However, meditation does have its share of more serious potential concerns as there is past evidence that during meditation an individual with a mental illness can have an increased probability of exacerbating short-term (non-permanent) psychosis.8 This increased risk for temporary psychosis could be drawn from the increased anxiousness that is common among individuals with mental illness, which makes meditation in general more difficult, but could also make it more beneficial in the long run. Another concern is that individuals with mental illnesses have motivational issues or even defects, which may make inspiring the discipline for routine focal tasks like meditation more difficult.

Note that these above personal add-on strategies differ from cognitive behavioral therapy because they do not seek to change the long-term thinking paradigms held by a particular individual. Instead these techniques are theoretically thought to act as an acute deterrent to be applied upon the onset of a significant negative aspect of a given mental illness.

On a side note numerous individuals think that education is an important aspect to limiting, or even eliminating, stigmas associated with mental illness, which is a reasonable and accurate assessment. However, no one really seems to suggest a means of applying a mandatory aspect to this education element, which would significantly increase its effectiveness. For example one effective means to addressing public education of mental illness would be for all high school students to take a psychology class that would be required for graduation that covers various mental illnesses in depth. Through this class all high school students would learn rudimentary means to identify symptoms of mental illness, manage it, and how to effectively interact with those who have a mental illness limiting uncomfortable and/or inappropriate moments.
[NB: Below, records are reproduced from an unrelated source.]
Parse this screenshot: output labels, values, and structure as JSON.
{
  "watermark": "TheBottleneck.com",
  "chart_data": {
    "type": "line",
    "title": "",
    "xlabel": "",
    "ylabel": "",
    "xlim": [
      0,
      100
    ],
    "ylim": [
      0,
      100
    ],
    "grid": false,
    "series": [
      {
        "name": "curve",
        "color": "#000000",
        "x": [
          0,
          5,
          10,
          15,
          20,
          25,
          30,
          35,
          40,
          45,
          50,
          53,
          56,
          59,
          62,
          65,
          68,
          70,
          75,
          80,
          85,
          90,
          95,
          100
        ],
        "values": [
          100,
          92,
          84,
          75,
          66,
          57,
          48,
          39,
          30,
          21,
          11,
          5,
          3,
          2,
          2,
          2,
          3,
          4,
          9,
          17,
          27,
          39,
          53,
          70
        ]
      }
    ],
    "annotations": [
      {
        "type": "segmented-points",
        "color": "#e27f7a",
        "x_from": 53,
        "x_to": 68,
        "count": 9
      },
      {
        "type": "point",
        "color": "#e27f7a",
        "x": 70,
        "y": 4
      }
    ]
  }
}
Overall many have professed a concern that mental illness will increase in the future due to increases in population and proportion of occurrence.9 This increase is buffered by the concern that most traditional talk therapy treatment will remain centralized in high population affluent areas of the country. Unfortunately there is no evidence that this unequal distribution of certain psychological services will change, thus placing additional pressure on community environmental therapy and pharmaceuticals. To alleviate this pressure new techniques need to be developed. Understand that these techniques are acute immediate response deterrents and are not meant to replace other therapies; it is to say that one should not say that Johnny no longer needs his anti-psychotics because he plays chess. The above strategies appear to be theoretically viable and worthy of further study to determine whether or not they are empirically viable. If so these individual acute strategies could be important elements in reducing the more severe negative attributes associated with mental illness.

Citations –

1. Edmondson, B. “Crazy enough to care.” The American Scholar. Spring 2012. 46-55.

2. Clayton, A, et Al. “The citizenship project part II: impact of a citizenship intervention on clinical and community outcomes for persons with mental illness and criminal justice involvement.” Am. J. Community Psychol. DOI 10.1007/s10464-012-9549.

3. Department of Justice. Mental health problems of prison and jail inmates. Bureau of Justice Statistics Special Report. (2006). NCJ 213600.

4. Morgan, R, et Al. “Treating offenders with mental illness: a research synthesis.” Law Hum Behav. 2012. 36(1): 37–50.

5. Rice, M, and Harris, G. “The treatment of mentally disordered offenders.” Psychology, Public Policy, and Law. 1997. 3:126–183.

6. Young, J, and Taylor, E. “Meditation as a voluntary hypometabolic state of biological estivation.” News in Physiological Sciences. 2001. 13:149–153.

7. Rubia, K. “The neurobiology of meditation and its clinical effectiveness in psychiatric disorders.” Biological Psychology. 2009. 82:1-11.

8. Walsh, R, and Roche, L. “Precipitation of acute psychotic episodes by intensive meditation in individuals with a history of schizophrenia.” Am J Psychiatry. 1979. 136:1085–6.

9. Mathers, C. and Loncar, D. “Updated projections of global mortality and burden of disease, 2002–2030 data sources, methods and results.” Evidence and Information for Policy. 2005.